US2834304 *Sep 21, 1954May 13, 1958Evans Prod CoFreight loading apparatus
US2836131 *Nov 7, 1955May 27, 1958Evans Prod CoFreight loading apparatus
US2879721 *Nov 7, 1955Mar 31, 1959Evans Prod CoFreight loading apparatus
US2896554 *Mar 18, 1957Jul 28, 1959Transp Specialties CoFreight positioning and retaining apparatuses
US2919662 *Dec 28, 1956Jan 5, 1960Evans Prod CoCargo loading and storage apparatus
US2956517 *Oct 12, 1956Oct 18, 1960Evans Prod CoFreight shipping device
US2976824 *Aug 3, 1959Mar 28, 1961Transp Specialties CoFreight loading apparatuses
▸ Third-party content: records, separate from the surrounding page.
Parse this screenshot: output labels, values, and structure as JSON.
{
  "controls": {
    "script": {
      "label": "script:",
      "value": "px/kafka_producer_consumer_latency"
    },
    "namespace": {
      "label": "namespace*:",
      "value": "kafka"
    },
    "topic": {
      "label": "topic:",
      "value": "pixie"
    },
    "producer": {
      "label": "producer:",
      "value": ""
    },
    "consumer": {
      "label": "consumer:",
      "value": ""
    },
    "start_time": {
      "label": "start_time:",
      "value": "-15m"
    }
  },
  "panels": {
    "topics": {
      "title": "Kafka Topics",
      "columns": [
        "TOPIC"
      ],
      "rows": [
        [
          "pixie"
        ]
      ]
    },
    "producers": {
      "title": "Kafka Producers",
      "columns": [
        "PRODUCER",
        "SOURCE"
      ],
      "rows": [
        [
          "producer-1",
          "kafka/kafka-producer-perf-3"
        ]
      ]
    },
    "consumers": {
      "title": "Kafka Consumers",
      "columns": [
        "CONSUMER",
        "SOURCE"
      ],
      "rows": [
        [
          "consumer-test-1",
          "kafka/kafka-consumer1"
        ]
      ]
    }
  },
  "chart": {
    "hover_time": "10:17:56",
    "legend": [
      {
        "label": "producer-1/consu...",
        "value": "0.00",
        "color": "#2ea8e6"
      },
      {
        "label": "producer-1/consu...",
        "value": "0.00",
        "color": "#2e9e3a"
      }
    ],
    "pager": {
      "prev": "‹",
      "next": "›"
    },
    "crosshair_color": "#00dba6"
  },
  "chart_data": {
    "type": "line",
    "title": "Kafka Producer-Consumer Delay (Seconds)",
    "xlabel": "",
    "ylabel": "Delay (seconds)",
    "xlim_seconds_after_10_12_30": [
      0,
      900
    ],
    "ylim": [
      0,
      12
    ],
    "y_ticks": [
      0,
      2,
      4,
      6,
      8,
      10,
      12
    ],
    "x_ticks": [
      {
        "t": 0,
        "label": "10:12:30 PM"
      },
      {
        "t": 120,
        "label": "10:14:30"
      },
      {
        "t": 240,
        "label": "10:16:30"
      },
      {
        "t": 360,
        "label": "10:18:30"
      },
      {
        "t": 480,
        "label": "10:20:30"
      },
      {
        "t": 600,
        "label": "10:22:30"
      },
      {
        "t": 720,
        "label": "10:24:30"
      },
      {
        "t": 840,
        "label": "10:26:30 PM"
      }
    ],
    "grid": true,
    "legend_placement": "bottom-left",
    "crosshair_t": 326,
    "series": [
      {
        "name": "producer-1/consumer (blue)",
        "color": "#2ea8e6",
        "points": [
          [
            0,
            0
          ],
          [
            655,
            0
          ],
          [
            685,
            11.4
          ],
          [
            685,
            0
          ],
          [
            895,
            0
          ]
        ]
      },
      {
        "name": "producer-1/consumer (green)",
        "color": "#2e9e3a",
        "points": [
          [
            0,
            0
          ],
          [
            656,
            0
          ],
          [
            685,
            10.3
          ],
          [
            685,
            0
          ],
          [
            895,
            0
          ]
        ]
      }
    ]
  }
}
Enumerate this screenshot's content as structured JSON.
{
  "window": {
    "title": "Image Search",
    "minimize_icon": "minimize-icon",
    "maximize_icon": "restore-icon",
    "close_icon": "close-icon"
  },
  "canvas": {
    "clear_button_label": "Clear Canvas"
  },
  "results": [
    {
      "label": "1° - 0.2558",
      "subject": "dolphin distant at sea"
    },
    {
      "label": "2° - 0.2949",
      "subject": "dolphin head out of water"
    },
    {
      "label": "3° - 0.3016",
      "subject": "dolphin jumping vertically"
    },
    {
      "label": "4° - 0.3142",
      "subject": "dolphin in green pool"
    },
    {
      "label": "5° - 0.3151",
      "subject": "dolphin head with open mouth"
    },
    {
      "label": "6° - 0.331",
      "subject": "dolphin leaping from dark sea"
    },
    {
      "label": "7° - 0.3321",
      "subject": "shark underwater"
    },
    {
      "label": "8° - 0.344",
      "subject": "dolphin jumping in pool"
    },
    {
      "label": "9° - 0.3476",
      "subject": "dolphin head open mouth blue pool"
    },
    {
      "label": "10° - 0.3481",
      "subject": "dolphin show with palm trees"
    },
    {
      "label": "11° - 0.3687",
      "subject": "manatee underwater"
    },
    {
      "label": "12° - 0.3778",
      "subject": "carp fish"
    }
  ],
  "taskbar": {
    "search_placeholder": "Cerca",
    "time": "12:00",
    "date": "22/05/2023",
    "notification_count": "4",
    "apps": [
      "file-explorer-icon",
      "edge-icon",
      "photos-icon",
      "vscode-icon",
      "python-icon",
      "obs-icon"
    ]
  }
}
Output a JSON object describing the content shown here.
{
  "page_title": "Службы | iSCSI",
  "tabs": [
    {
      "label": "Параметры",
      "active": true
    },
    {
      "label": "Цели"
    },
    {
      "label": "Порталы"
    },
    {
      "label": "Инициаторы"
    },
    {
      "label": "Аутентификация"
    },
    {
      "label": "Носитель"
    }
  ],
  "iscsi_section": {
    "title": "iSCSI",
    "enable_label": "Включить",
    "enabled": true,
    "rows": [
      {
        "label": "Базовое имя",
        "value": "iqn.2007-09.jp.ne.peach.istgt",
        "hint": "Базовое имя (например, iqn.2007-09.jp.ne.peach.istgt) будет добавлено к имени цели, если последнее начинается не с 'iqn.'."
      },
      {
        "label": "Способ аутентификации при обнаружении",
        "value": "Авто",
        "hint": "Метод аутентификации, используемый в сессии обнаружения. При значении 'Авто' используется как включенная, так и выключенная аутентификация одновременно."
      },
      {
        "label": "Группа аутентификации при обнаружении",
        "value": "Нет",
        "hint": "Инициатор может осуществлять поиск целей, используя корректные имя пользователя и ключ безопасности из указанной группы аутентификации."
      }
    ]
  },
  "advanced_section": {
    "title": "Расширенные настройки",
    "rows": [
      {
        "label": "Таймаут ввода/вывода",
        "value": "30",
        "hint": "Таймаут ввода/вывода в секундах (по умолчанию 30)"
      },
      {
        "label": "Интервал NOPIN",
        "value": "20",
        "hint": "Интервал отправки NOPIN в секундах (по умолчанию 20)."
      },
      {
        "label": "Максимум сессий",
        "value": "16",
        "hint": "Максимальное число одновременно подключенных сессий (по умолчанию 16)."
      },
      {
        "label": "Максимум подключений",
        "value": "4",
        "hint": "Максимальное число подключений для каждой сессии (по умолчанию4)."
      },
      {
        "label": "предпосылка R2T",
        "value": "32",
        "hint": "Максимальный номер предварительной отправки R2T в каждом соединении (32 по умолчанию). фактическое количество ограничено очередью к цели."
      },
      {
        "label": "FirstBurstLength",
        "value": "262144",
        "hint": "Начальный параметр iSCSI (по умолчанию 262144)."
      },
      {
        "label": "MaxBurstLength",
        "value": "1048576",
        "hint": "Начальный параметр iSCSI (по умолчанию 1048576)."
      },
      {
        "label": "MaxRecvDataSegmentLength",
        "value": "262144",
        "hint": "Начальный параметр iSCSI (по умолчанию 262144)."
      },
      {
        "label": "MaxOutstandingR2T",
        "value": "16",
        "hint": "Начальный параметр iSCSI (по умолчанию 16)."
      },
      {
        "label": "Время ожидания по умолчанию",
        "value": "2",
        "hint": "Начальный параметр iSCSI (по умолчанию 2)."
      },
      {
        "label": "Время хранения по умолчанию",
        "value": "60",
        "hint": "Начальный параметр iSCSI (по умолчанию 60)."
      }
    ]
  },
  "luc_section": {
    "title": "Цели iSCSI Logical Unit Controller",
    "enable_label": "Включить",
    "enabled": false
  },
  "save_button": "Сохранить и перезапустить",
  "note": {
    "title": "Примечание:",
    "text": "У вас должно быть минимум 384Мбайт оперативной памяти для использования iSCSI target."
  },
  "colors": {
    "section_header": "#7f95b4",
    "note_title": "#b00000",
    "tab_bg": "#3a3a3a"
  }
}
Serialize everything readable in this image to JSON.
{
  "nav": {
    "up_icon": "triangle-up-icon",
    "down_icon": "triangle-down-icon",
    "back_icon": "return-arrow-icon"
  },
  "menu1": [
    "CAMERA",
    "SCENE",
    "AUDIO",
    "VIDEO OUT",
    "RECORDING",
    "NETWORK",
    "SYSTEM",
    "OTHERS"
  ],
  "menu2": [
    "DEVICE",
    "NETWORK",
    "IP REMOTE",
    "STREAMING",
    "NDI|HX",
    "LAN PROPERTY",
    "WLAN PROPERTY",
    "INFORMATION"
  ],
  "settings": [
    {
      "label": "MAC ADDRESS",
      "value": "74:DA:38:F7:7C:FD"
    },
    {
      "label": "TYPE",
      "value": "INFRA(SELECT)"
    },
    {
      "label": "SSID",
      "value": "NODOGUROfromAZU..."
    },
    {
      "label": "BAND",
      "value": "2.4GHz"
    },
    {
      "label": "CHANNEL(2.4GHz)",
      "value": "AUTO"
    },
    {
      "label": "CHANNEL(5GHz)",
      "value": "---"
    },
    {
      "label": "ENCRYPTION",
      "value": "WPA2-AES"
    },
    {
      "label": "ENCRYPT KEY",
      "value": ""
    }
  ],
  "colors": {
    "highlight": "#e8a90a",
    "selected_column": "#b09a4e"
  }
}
US3017841 *Dec 5, 1958Jan 23, 1962Atchison Topeka And Santa Fe REnd connection for the crossbars of a freight supporting and restraining system
US3066620 *Feb 9, 1956Dec 4, 1962David D WoodSupport member assembly
US3071086 *Aug 26, 1959Jan 1, 1963Evans Prod CoFreight bracing apparatus
US3114335 *Jun 24, 1958Dec 17, 1963Sparton CorpFreight bracing apparatus
US3130689 *Jun 10, 1959Apr 28, 1964Transco IncSub-cross bars
US3137248 *Nov 15, 1957Jun 16, 1964Sparton CorpCross member assembly
US3202111 *Jul 3, 1962Aug 24, 1965Evans Prod CoFreight bracing apparatus
US4236854 *Apr 18, 1978Dec 2, 1980Robert RogersPortable cargo brace
DE1076726B *Nov 29, 1955Mar 3, 1960Deutsche BundesbahnLadeausruestung fuer Transportfahrzeuge
DE1079093B *Nov 15, 1956Apr 7, 1960Deutsche BundesbahnLadeausruestung fuer Transportfahrzeuge
DE29708856U1 *May 20, 1997Sep 24, 1998Hamacher BurkhardAnordnung zur Sicherung von Ladung
EP2116417A1 *May 9, 2008Nov 11, 2009Schmitz Cargobull AGCargo box panel with two rails
Classifications
U.S. Classification410/150, 114/78
International ClassificationB61D45/00
Cooperative ClassificationB61D45/006
European ClassificationB61D45/00C